Khashoggi is survived by his wife. “AK was a pioneer who achieved global recognition in a golden age through his extraordinary business achievements and renowned generosity,” the family’s statement said. “He combined commercial acumen with an over-riding loyalty to his country, the Kingdom of Saudi Arabia. His work always furthered the interests of his country.”

At the age of 21, Khashoggi enrolled at Chico State College in California when he brokered his first major deal. He sold trucks worth $3 million to Egypt for which he received a commission of $150,000, reported The New York Times. After that, Khashoggi never returned to college for his degree.

Khashoggi, who was once said to be one of the richest men in the world, was known for his lavish lifestyle and glamorous parties.

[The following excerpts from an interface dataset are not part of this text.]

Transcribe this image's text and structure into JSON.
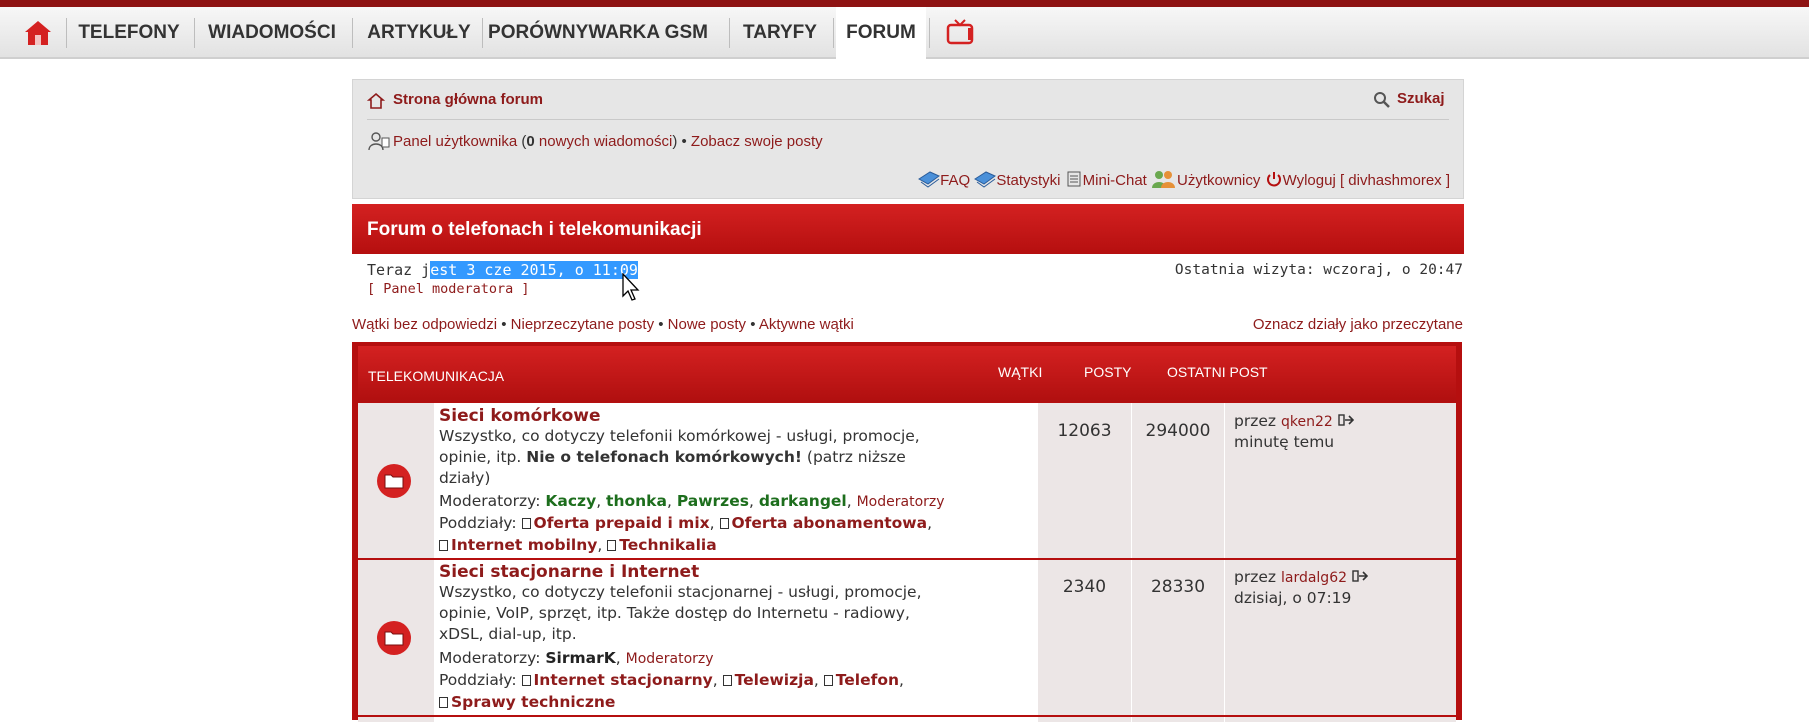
{
  "nav": {
    "items": [
      "TELEFONY",
      "WIADOMOŚCI",
      "ARTYKUŁY",
      "PORÓWNYWARKA GSM",
      "TARYFY",
      "FORUM"
    ],
    "active": "FORUM"
  },
  "header": {
    "home_link": "Strona główna forum",
    "search": "Szukaj",
    "user_panel": "Panel użytkownika",
    "new_messages_count": "0",
    "new_messages_text": "nowych wiadomości",
    "see_posts": "Zobacz swoje posty",
    "faq": "FAQ",
    "stats": "Statystyki",
    "minichat": "Mini-Chat",
    "users": "Użytkownicy",
    "logout": "Wyloguj [ divhashmorex ]"
  },
  "banner": {
    "title": "Forum o telefonach i telekomunikacji"
  },
  "info": {
    "now_prefix": "Teraz j",
    "now_selected": "est 3 cze 2015, o 11:09",
    "moderator_panel": "[ Panel moderatora ]",
    "last_visit": "Ostatnia wizyta: wczoraj, o 20:47"
  },
  "quicklinks": {
    "items": [
      "Wątki bez odpowiedzi",
      "Nieprzeczytane posty",
      "Nowe posty",
      "Aktywne wątki"
    ],
    "mark_read": "Oznacz działy jako przeczytane"
  },
  "table": {
    "category": "TELEKOMUNIKACJA",
    "col_topics": "WĄTKI",
    "col_posts": "POSTY",
    "col_last": "OSTATNI POST",
    "rows": [
      {
        "title": "Sieci komórkowe",
        "desc1": "Wszystko, co dotyczy telefonii komórkowej - usługi, promocje,",
        "desc2a": "opinie, itp. ",
        "desc2b": "Nie o telefonach komórkowych!",
        "desc2c": " (patrz niższe",
        "desc3": "działy)",
        "mod_label": "Moderatorzy:",
        "mods": [
          "Kaczy",
          "thonka",
          "Pawrzes",
          "darkangel"
        ],
        "mod_group": "Moderatorzy",
        "sub_label": "Poddziały:",
        "subs": [
          "Oferta prepaid i mix",
          "Oferta abonamentowa",
          "Internet mobilny",
          "Technikalia"
        ],
        "topics": "12063",
        "posts": "294000",
        "last_by": "przez",
        "last_user": "qken22",
        "last_time": "minutę temu"
      },
      {
        "title": "Sieci stacjonarne i Internet",
        "desc1": "Wszystko, co dotyczy telefonii stacjonarnej - usługi, promocje,",
        "desc2": "opinie, VoIP, sprzęt, itp. Także dostęp do Internetu - radiowy,",
        "desc3": "xDSL, dial-up, itp.",
        "mod_label": "Moderatorzy:",
        "mods": [
          "SirmarK"
        ],
        "mod_group": "Moderatorzy",
        "sub_label": "Poddziały:",
        "subs": [
          "Internet stacjonarny",
          "Telewizja",
          "Telefon",
          "Sprawy techniczne"
        ],
        "topics": "2340",
        "posts": "28330",
        "last_by": "przez",
        "last_user": "lardalg62",
        "last_time": "dzisiaj, o 07:19"
      }
    ]
  },
  "colors": {
    "brand_red": "#b50f0f",
    "link": "#8e1b1b",
    "moderator": "#1d6e1d",
    "selection": "#3399ff"
  }
}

His wealth was once estimated at £2.4 billion (Rs 23,623 crore approximately), reported AFP. He had brokered the arms deals between the United States firms and Saudi Arabia in the 1960s and 1970s. He also once owned one of the world’s largest yachts, Nabila, which appeared in the James Bond film Never Say Never Again. Khashoggi was friends with self-styled godman Chandraswami, who was also his on-call adviser, reported AFP.

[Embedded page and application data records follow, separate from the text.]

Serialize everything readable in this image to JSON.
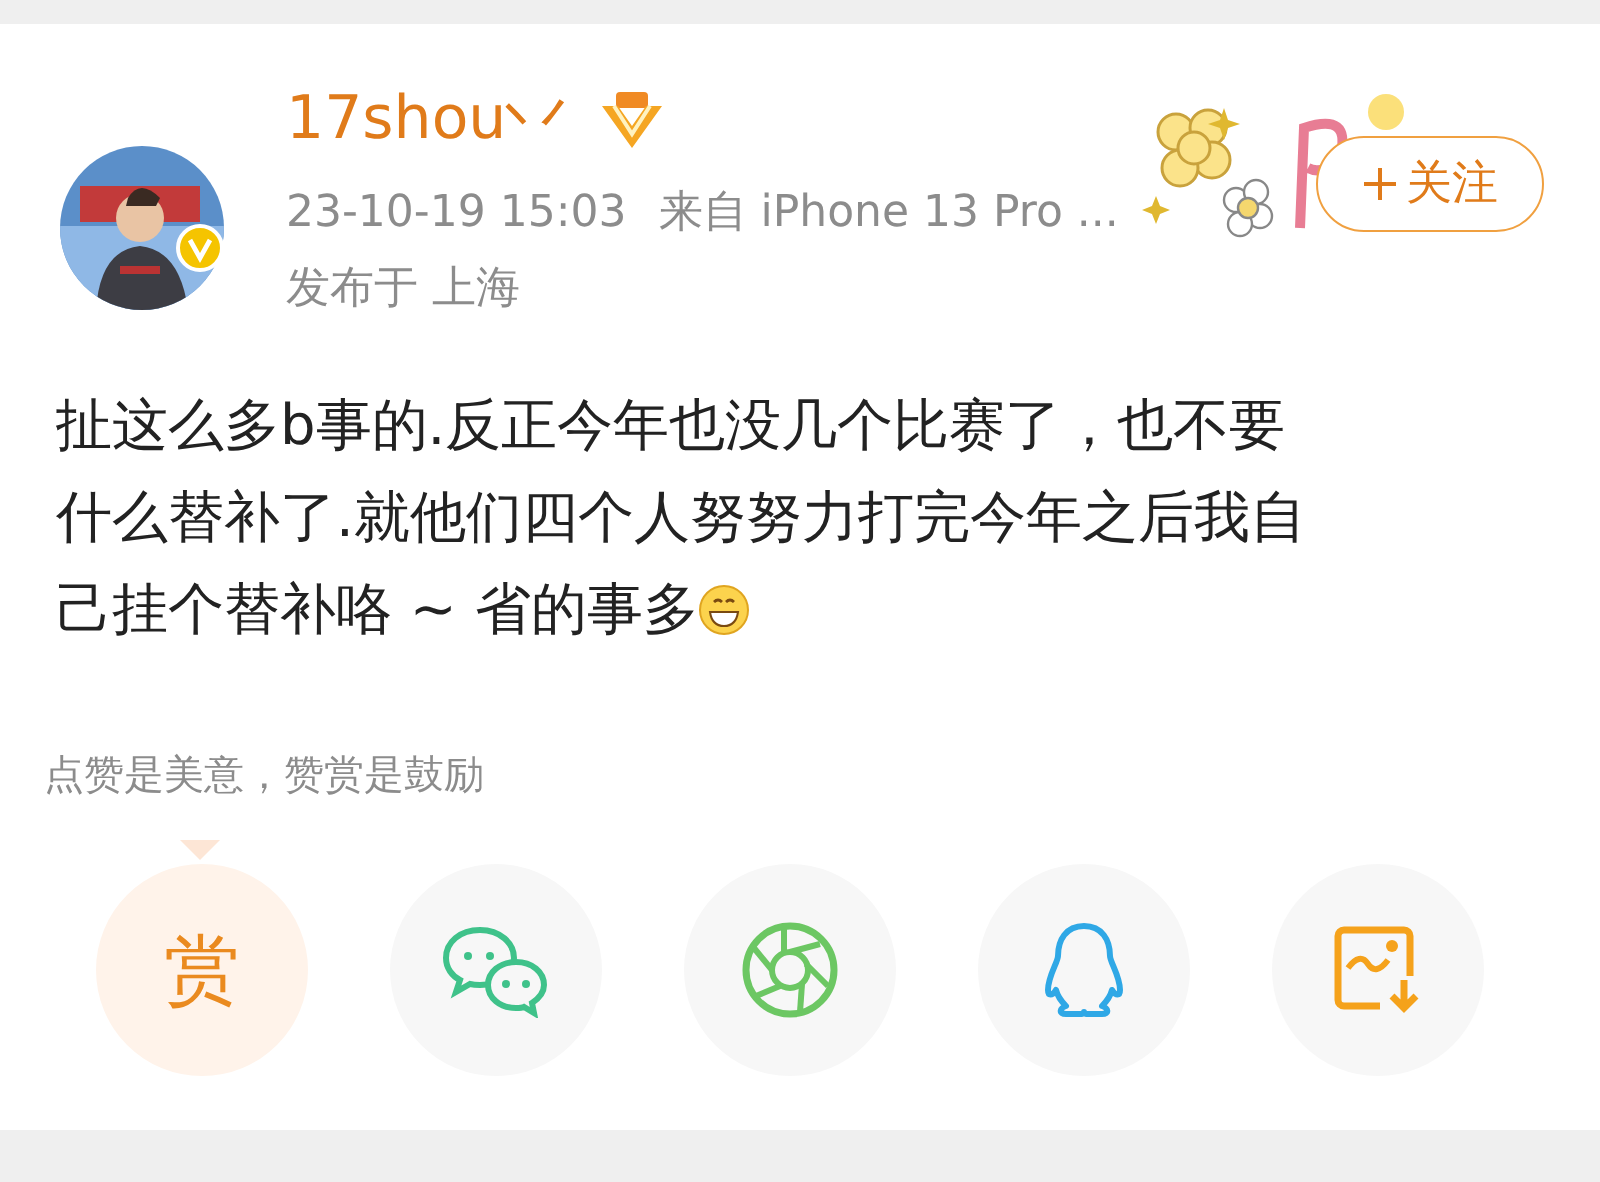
{
  "post": {
    "author": "17shou丷",
    "time": "23-10-19 15:03",
    "source": "来自 iPhone 13 Pro ...",
    "location": "发布于 上海",
    "follow": {
      "label": "关注",
      "following": false
    },
    "text_lines": [
      "扯这么多b事的.反正今年也没几个比赛了，也不要",
      "什么替补了.就他们四个人努努力打完今年之后我自",
      "己挂个替补咯 ~ 省的事多"
    ]
  },
  "reward_hint": "点赞是美意，赞赏是鼓励",
  "share_buttons": [
    {
      "kind": "reward",
      "label": "赏"
    },
    {
      "kind": "wechat"
    },
    {
      "kind": "moments"
    },
    {
      "kind": "qq"
    },
    {
      "kind": "save-image"
    }
  ]
}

Khashoggi’s fortunes started collapsing after he got involved in high-profile scandals. Khashoggi had to sell Nabila and private DC9 airliner once his business started running into financial difficulties. In the 1980s, he had handed over his yacht to the Sultan of Brunei who then had sold it to now-US President Donald Trump for $29 million (Rs 180 crore approximately), BBC reported. Nabila was then renamed Trump Princess.

In 1997, Khashoggi was charged with smuggling 37 paintings into France and was ordered to pay a $1.6 million fine (Rs 10 crore approximately). In 1998, Ritz Hotel’s casino in London had opted for an out-of-court settlement for its lawsuit against Khashoggi for £8 million (Rs 78 crore approximately) of gambling debts.